The Jarvik 2000 FlowMakerŽ is made to satisfy that need. It is designed to support the failing hearts of severe heart failure patients for five, ten, or even twenty years, although the primary use of ventricular assist devices (VADs) today is to sustain patients who are waiting for donors. Such "bridge-to-transplant" use of VADs has become almost commonplace. The Jarvik 2000 is used as a bridge to transplant in the U.S. under a clinical study and received the European Union's CE Mark certification in 2005, making it available throughout Europe and elsewhere for both bridge-to-transplant and lifetime use.
The Jarvik 2000 has been used in more than 200 patients so far. Lois Spiller, the first patient bridged to heart transplant by the device, was supported on the Jarvik 2000 for 78 days before a donor heart was found. Now several years later, Ms. Spiller is doing well.
The first patient given lifetime use of the Jarvik 2000, Peter Houghton was supported by the device for seven and a half years and rehabilitated to a nearly normal life. Mr. Houghton had been suffering acute cardiomyopathy and was given only weeks to live by his doctors. Though he had already given up on life, doctors offered Mr. Houghton the option to participate in the Jarvik 2000 clinical trial. That was in June 2000. Through 2007, Mr. Houghton worked full time, walked three miles several times a week, and made numerous trips abroad. He hiked at high altitude in the Swiss Alps, and also in the southwestern United States. His natural heart, which was massively enlarged before surgery, returned closer to normal size and greatly improved in function. Mr. Houghton died of acute renal failure in December 2007. His heart was still healthy.
Dozens of other patients are surviving up to three years and more, some following transplant, some still waiting for transplants, and others supported by the device permanently.
Doctors have found that heart failure patients who receive VADs show reduced symptoms and an improved quality of life. A 2002 study found that VAD patients may even be better equipped to utilize transplanted hearts than patients who do not receive mechanical circulatory support.* In a handful of cases, doctors have witnessed the full recovery of VAD-supported hearts — so much so that the VAD could be removed and the patients taken off the transplant waiting list altogether.
In light of these successes, doctors and researchers envision wider application of mechanical circulatory support technology. Namely, they hope to be able to rehabilitate certain types of heart failure patients to normal and support others over the long term, even in lieu of a transplant.
In Europe, such ambitious uses of the Jarvik 2000 FlowMakerŽ are already underway. With CE Mark certification, the Jarvik 2000 is now available for lifetime use to more patients who are ineligible for $mdash; or opt not to have — a heart transplant. Soon, we will launch a lifetime-use trial of the Jarvik 2000 in the U.S.

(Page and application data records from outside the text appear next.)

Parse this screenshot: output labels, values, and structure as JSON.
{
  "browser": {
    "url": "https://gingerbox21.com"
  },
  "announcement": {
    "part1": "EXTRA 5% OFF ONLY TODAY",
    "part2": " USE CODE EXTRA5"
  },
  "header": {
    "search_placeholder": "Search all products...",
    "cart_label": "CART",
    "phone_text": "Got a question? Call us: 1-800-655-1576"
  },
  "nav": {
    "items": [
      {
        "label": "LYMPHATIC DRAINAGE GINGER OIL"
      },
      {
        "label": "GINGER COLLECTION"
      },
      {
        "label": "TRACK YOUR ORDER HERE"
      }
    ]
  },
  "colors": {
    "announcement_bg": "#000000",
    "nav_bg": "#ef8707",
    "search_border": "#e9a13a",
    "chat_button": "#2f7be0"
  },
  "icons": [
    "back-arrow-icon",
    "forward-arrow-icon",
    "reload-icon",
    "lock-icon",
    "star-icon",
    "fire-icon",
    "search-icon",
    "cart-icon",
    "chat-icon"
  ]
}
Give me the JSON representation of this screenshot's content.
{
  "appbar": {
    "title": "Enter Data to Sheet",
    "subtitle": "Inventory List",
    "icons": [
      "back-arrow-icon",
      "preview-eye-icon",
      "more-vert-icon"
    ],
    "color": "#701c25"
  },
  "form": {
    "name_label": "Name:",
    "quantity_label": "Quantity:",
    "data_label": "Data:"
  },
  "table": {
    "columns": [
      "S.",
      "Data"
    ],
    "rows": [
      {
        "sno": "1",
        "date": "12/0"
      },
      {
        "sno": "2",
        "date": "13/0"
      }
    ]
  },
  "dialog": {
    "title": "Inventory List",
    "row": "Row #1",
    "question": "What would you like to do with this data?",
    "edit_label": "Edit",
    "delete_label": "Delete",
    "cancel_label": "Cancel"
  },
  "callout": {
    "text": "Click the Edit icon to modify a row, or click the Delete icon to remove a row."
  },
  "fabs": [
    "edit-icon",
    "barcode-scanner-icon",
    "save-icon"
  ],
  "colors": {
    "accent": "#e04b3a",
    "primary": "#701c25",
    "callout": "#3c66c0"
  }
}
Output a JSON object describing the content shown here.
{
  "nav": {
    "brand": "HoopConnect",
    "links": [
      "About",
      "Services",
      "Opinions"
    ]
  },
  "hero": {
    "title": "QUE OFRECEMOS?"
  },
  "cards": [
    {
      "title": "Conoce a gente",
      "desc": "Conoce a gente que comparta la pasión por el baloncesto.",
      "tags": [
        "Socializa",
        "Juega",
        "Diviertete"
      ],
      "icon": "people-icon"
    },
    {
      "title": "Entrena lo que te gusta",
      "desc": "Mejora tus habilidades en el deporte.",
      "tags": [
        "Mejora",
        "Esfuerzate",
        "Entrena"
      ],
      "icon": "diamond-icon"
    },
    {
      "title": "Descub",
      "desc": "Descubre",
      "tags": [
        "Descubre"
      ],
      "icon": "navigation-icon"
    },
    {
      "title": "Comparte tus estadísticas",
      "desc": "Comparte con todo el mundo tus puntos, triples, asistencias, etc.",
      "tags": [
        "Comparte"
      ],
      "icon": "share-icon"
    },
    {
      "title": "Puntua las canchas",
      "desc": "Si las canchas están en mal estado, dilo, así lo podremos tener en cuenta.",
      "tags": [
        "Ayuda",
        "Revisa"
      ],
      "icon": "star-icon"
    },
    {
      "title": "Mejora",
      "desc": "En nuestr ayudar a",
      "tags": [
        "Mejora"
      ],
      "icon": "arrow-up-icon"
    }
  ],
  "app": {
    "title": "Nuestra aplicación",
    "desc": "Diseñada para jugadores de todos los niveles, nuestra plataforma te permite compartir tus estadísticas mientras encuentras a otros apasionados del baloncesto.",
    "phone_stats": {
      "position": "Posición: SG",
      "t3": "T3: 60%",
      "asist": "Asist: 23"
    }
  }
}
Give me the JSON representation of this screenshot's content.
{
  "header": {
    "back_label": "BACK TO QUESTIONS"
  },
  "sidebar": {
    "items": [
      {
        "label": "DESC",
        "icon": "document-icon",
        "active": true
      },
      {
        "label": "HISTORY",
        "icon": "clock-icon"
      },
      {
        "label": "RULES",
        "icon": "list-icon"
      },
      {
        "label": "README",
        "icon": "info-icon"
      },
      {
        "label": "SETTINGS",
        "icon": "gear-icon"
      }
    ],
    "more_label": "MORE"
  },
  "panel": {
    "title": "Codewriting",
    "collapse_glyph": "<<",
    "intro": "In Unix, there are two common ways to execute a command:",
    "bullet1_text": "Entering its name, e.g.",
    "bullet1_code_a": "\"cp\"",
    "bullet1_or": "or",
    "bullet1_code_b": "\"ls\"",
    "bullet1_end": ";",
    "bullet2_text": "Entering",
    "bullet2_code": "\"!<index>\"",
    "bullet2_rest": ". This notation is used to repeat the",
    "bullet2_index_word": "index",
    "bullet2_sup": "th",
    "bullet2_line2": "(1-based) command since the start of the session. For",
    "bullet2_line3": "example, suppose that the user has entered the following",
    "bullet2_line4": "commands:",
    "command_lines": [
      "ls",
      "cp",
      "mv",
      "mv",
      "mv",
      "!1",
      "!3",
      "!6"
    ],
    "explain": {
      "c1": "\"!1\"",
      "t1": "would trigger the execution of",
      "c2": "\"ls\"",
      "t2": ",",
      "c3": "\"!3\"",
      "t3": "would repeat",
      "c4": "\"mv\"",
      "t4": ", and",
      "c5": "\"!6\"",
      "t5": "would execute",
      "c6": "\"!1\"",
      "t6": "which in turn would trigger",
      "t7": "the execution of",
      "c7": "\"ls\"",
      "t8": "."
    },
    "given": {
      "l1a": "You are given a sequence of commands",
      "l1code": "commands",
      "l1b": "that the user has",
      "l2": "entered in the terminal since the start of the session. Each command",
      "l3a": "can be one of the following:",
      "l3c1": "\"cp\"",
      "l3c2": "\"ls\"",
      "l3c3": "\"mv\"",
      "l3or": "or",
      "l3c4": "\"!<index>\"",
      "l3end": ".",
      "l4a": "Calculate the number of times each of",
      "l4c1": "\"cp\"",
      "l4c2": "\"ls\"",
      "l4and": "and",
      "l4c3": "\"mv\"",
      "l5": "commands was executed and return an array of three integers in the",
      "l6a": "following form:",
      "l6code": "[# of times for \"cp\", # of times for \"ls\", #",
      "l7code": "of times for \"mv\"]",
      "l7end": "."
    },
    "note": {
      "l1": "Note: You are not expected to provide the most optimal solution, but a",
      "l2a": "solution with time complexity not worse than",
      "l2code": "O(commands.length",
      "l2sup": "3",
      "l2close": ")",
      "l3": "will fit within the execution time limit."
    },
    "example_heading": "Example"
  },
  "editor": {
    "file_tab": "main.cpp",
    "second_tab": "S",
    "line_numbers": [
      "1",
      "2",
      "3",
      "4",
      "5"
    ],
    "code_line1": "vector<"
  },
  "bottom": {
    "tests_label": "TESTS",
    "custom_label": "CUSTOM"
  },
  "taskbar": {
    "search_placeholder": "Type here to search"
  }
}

*"Left ventricular assist device therapy improves utilization of donor hearts." Keith D. Aaronson, Michael J. Eppinger, David B. Dyke, Susan Wright, Francis D. Pagani. Journal of the American College of Cardiology, 17 April 2002 (39: 1247-54).